A couple of posts ago I wrote about photographic style. In a simplistic nutshell, style is how our photographs, as a whole, look. It is the tangible or digital manifestation of work. Style helps to give identity to our work and connect it to us, as the artist. Among many of the photographers whose work I most admire, I can usually tell who photographed what by their individual style.
Styles will evolve over time, or even differ between respective subject matter or projects.
Vision is less easy to define, because it is so encompassing. Vision is who we are, as individuals. It is a culmination of everything we have witnessed, things we have done, feelings we have expressed or hidden, and our personal likes and dislikes. It is how we were brought up and what we were taught, how we rebelled against parts of both. It is our interests and passions. It is why we do what we do.
Think of vision as our photographic soul.

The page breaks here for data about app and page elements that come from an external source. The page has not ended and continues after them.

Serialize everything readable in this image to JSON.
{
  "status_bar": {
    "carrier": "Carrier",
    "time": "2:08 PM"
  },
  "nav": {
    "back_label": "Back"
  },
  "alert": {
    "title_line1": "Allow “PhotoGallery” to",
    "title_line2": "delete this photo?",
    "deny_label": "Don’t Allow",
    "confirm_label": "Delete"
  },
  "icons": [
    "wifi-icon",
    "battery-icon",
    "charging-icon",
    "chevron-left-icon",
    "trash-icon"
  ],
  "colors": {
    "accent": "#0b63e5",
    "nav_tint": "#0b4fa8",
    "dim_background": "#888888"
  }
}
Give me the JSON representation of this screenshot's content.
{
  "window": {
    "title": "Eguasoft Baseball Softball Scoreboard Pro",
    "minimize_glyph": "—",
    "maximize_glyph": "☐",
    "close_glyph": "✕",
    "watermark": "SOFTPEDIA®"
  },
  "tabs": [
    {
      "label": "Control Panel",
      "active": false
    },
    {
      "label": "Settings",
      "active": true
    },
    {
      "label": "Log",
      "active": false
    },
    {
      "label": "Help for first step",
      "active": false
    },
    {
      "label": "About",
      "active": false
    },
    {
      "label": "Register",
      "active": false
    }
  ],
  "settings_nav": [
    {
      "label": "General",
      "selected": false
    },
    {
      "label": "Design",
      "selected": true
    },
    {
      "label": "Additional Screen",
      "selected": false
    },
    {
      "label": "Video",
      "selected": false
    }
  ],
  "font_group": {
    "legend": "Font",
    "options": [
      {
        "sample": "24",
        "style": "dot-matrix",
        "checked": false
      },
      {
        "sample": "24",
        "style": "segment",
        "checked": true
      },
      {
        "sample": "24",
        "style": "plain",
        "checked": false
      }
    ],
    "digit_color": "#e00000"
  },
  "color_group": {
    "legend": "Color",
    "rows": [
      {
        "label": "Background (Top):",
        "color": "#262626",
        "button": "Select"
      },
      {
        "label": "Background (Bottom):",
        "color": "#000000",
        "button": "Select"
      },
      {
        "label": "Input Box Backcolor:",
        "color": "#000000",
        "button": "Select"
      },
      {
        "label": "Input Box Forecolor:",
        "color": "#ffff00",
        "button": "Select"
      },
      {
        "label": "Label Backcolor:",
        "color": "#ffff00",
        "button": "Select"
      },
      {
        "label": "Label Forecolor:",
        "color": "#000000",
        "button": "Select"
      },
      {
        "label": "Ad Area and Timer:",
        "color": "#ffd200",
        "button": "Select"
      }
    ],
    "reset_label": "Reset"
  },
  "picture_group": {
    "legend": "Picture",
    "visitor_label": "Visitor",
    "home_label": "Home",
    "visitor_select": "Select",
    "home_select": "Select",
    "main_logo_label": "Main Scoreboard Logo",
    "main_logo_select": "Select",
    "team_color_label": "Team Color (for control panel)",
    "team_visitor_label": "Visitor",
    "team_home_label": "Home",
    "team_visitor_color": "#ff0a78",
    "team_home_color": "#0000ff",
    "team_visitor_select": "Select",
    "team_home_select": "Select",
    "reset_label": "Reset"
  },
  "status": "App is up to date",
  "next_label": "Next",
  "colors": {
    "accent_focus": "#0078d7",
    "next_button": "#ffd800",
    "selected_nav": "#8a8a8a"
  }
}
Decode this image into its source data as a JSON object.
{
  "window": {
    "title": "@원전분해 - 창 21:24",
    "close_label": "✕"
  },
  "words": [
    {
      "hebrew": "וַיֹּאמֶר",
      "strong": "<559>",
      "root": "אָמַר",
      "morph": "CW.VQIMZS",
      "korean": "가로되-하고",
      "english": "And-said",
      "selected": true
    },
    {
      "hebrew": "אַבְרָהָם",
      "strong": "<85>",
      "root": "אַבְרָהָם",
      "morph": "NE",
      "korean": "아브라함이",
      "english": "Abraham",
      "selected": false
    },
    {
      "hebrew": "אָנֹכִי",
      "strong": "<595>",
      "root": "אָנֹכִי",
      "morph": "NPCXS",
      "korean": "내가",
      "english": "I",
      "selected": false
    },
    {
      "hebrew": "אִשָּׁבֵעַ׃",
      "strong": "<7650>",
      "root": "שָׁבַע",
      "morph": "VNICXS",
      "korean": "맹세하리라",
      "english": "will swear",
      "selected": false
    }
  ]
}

It is not something we develop or work on. It is not something we can hope to find, because we already possess it. The best photographers go with the flow of their vision, be honest to it, and allow themselves to be unique and to say something meaningful.